__Brief__. With nothing left out, give the data back exactly.

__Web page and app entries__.
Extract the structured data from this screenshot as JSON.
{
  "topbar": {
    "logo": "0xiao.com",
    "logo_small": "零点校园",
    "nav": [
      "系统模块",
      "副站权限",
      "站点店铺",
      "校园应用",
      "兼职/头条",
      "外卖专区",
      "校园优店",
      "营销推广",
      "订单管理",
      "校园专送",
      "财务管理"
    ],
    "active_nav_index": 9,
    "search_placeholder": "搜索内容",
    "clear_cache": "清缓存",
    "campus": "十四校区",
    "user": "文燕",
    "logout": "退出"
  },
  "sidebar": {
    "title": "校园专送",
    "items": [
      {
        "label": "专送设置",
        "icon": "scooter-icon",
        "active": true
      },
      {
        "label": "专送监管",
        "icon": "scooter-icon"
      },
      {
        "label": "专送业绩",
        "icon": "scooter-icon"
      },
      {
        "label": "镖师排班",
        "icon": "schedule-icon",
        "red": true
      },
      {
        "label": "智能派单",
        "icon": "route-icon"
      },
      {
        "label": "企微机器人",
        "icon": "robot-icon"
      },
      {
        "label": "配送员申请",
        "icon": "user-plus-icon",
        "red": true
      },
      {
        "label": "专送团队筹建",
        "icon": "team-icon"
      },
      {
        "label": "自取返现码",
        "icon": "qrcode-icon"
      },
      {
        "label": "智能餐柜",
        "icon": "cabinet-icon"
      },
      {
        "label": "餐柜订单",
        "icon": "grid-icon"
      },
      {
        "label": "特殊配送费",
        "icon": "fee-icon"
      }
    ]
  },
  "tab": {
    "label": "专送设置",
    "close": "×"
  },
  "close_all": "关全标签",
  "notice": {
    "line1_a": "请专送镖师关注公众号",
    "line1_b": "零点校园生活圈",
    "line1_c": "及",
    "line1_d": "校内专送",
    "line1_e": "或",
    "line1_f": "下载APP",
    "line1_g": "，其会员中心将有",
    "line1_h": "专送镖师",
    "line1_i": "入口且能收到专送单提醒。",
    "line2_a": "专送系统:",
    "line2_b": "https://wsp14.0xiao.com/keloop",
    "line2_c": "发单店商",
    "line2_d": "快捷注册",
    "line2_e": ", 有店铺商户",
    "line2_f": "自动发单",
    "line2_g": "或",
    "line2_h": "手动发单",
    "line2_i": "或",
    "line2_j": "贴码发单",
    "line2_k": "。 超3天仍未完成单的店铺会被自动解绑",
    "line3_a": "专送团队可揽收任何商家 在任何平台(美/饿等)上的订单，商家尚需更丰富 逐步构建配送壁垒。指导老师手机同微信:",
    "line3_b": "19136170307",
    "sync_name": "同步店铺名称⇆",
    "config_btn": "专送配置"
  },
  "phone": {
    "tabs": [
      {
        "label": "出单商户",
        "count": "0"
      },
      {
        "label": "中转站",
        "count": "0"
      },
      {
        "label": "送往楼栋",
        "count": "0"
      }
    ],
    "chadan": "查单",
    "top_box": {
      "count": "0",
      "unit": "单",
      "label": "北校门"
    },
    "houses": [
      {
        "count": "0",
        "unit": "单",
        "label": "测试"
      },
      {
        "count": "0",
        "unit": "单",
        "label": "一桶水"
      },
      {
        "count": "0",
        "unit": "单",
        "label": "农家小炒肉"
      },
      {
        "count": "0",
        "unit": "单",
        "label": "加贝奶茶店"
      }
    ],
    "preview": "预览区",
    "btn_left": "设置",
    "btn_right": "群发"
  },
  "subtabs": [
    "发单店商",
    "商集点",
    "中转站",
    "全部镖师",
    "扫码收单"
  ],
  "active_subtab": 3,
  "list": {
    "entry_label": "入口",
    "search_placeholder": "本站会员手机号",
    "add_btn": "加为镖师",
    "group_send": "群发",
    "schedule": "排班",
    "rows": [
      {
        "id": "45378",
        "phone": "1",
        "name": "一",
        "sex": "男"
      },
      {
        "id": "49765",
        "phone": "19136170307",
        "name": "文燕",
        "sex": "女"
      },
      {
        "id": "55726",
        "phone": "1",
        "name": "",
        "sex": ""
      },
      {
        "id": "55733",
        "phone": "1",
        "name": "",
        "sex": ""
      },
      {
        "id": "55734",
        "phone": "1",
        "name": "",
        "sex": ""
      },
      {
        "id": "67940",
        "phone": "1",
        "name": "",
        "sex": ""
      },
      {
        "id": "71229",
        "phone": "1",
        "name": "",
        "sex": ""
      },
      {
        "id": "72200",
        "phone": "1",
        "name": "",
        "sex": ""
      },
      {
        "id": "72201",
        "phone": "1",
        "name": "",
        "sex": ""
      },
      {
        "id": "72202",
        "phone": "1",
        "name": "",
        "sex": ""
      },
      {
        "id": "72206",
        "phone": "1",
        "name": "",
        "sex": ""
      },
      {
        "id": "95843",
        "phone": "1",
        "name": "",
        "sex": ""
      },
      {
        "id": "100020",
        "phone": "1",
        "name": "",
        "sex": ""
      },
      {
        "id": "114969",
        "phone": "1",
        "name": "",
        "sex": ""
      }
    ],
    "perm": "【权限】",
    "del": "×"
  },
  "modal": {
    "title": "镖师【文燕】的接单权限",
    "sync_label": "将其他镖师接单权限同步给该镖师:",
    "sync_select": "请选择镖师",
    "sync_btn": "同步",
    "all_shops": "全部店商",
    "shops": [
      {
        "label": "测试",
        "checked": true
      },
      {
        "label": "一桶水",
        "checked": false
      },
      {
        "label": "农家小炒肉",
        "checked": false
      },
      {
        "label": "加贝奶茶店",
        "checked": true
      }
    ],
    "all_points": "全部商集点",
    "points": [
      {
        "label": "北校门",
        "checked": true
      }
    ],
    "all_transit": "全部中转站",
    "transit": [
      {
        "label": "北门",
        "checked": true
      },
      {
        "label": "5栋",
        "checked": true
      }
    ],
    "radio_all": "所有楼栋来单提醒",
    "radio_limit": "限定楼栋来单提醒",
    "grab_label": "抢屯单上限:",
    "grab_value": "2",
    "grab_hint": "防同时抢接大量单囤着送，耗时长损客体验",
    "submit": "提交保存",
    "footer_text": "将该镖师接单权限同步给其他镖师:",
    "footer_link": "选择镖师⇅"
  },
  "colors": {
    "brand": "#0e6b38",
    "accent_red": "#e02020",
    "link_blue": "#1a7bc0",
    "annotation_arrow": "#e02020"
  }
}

__Task solution__.
Extract the structured data from this screenshot as JSON.
{
  "topbar": {
    "logo": "0xiao.com",
    "logo_small": "零点校园",
    "nav": [
      "系统模块",
      "副站权限",
      "站点店铺",
      "校园应用",
      "兼职/头条",
      "外卖专区",
      "校园优店",
      "营销推广",
      "订单管理",
      "校园专送",
      "财务管理"
    ],
    "active_nav_index": 9,
    "search_placeholder": "搜索内容",
    "clear_cache": "清缓存",
    "campus": "十四校区",
    "user": "文燕",
    "logout": "退出"
  },
  "sidebar": {
    "title": "校园专送",
    "items": [
      {
        "label": "专送设置",
        "icon": "scooter-icon",
        "active": true
      },
      {
        "label": "专送监管",
        "icon": "scooter-icon"
      },
      {
        "label": "专送业绩",
        "icon": "scooter-icon"
      },
      {
        "label": "镖师排班",
        "icon": "schedule-icon",
        "red": true
      },
      {
        "label": "智能派单",
        "icon": "route-icon"
      },
      {
        "label": "企微机器人",
        "icon": "robot-icon"
      },
      {
        "label": "配送员申请",
        "icon": "user-plus-icon",
        "red": true
      },
      {
        "label": "专送团队筹建",
        "icon": "team-icon"
      },
      {
        "label": "自取返现码",
        "icon": "qrcode-icon"
      },
      {
        "label": "智能餐柜",
        "icon": "cabinet-icon"
      },
      {
        "label": "餐柜订单",
        "icon": "grid-icon"
      },
      {
        "label": "特殊配送费",
        "icon": "fee-icon"
      }
    ]
  },
  "tab": {
    "label": "专送设置",
    "close": "×"
  },
  "close_all": "关全标签",
  "notice": {
    "line1_a": "请专送镖师关注公众号",
    "line1_b": "零点校园生活圈",
    "line1_c": "及",
    "line1_d": "校内专送",
    "line1_e": "或",
    "line1_f": "下载APP",
    "line1_g": "，其会员中心将有",
    "line1_h": "专送镖师",
    "line1_i": "入口且能收到专送单提醒。",
    "line2_a": "专送系统:",
    "line2_b": "https://wsp14.0xiao.com/keloop",
    "line2_c": "发单店商",
    "line2_d": "快捷注册",
    "line2_e": ", 有店铺商户",
    "line2_f": "自动发单",
    "line2_g": "或",
    "line2_h": "手动发单",
    "line2_i": "或",
    "line2_j": "贴码发单",
    "line2_k": "。 超3天仍未完成单的店铺会被自动解绑",
    "line3_a": "专送团队可揽收任何商家 在任何平台(美/饿等)上的订单，商家尚需更丰富 逐步构建配送壁垒。指导老师手机同微信:",
    "line3_b": "19136170307",
    "sync_name": "同步店铺名称⇆",
    "config_btn": "专送配置"
  },
  "phone": {
    "tabs": [
      {
        "label": "出单商户",
        "count": "0"
      },
      {
        "label": "中转站",
        "count": "0"
      },
      {
        "label": "送往楼栋",
        "count": "0"
      }
    ],
    "chadan": "查单",
    "top_box": {
      "count": "0",
      "unit": "单",
      "label": "北校门"
    },
    "houses": [
      {
        "count": "0",
        "unit": "单",
        "label": "测试"
      },
      {
        "count": "0",
        "unit": "单",
        "label": "一桶水"
      },
      {
        "count": "0",
        "unit": "单",
        "label": "农家小炒肉"
      },
      {
        "count": "0",
        "unit": "单",
        "label": "加贝奶茶店"
      }
    ],
    "preview": "预览区",
    "btn_left": "设置",
    "btn_right": "群发"
  },
  "subtabs": [
    "发单店商",
    "商集点",
    "中转站",
    "全部镖师",
    "扫码收单"
  ],
  "active_subtab": 3,
  "list": {
    "entry_label": "入口",
    "search_placeholder": "本站会员手机号",
    "add_btn": "加为镖师",
    "group_send": "群发",
    "schedule": "排班",
    "rows": [
      {
        "id": "45378",
        "phone": "1",
        "name": "一",
        "sex": "男"
      },
      {
        "id": "49765",
        "phone": "19136170307",
        "name": "文燕",
        "sex": "女"
      },
      {
        "id": "55726",
        "phone": "1",
        "name": "",
        "sex": ""
      },
      {
        "id": "55733",
        "phone": "1",
        "name": "",
        "sex": ""
      },
      {
        "id": "55734",
        "phone": "1",
        "name": "",
        "sex": ""
      },
      {
        "id": "67940",
        "phone": "1",
        "name": "",
        "sex": ""
      },
      {
        "id": "71229",
        "phone": "1",
        "name": "",
        "sex": ""
      },
      {
        "id": "72200",
        "phone": "1",
        "name": "",
        "sex": ""
      },
      {
        "id": "72201",
        "phone": "1",
        "name": "",
        "sex": ""
      },
      {
        "id": "72202",
        "phone": "1",
        "name": "",
        "sex": ""
      },
      {
        "id": "72206",
        "phone": "1",
        "name": "",
        "sex": ""
      },
      {
        "id": "95843",
        "phone": "1",
        "name": "",
        "sex": ""
      },
      {
        "id": "100020",
        "phone": "1",
        "name": "",
        "sex": ""
      },
      {
        "id": "114969",
        "phone": "1",
        "name": "",
        "sex": ""
      }
    ],
    "perm": "【权限】",
    "del": "×"
  },
  "modal": {
    "title": "镖师【文燕】的接单权限",
    "sync_label": "将其他镖师接单权限同步给该镖师:",
    "sync_select": "请选择镖师",
    "sync_btn": "同步",
    "all_shops": "全部店商",
    "shops": [
      {
        "label": "测试",
        "checked": true
      },
      {
        "label": "一桶水",
        "checked": false
      },
      {
        "label": "农家小炒肉",
        "checked": false
      },
      {
        "label": "加贝奶茶店",
        "checked": true
      }
    ],
    "all_points": "全部商集点",
    "points": [
      {
        "label": "北校门",
        "checked": true
      }
    ],
    "all_transit": "全部中转站",
    "transit": [
      {
        "label": "北门",
        "checked": true
      },
      {
        "label": "5栋",
        "checked": true
      }
    ],
    "radio_all": "所有楼栋来单提醒",
    "radio_limit": "限定楼栋来单提醒",
    "grab_label": "抢屯单上限:",
    "grab_value": "2",
    "grab_hint": "防同时抢接大量单囤着送，耗时长损客体验",
    "submit": "提交保存",
    "footer_text": "将该镖师接单权限同步给其他镖师:",
    "footer_link": "选择镖师⇅"
  },
  "colors": {
    "brand": "#0e6b38",
    "accent_red": "#e02020",
    "link_blue": "#1a7bc0",
    "annotation_arrow": "#e02020"
  }
}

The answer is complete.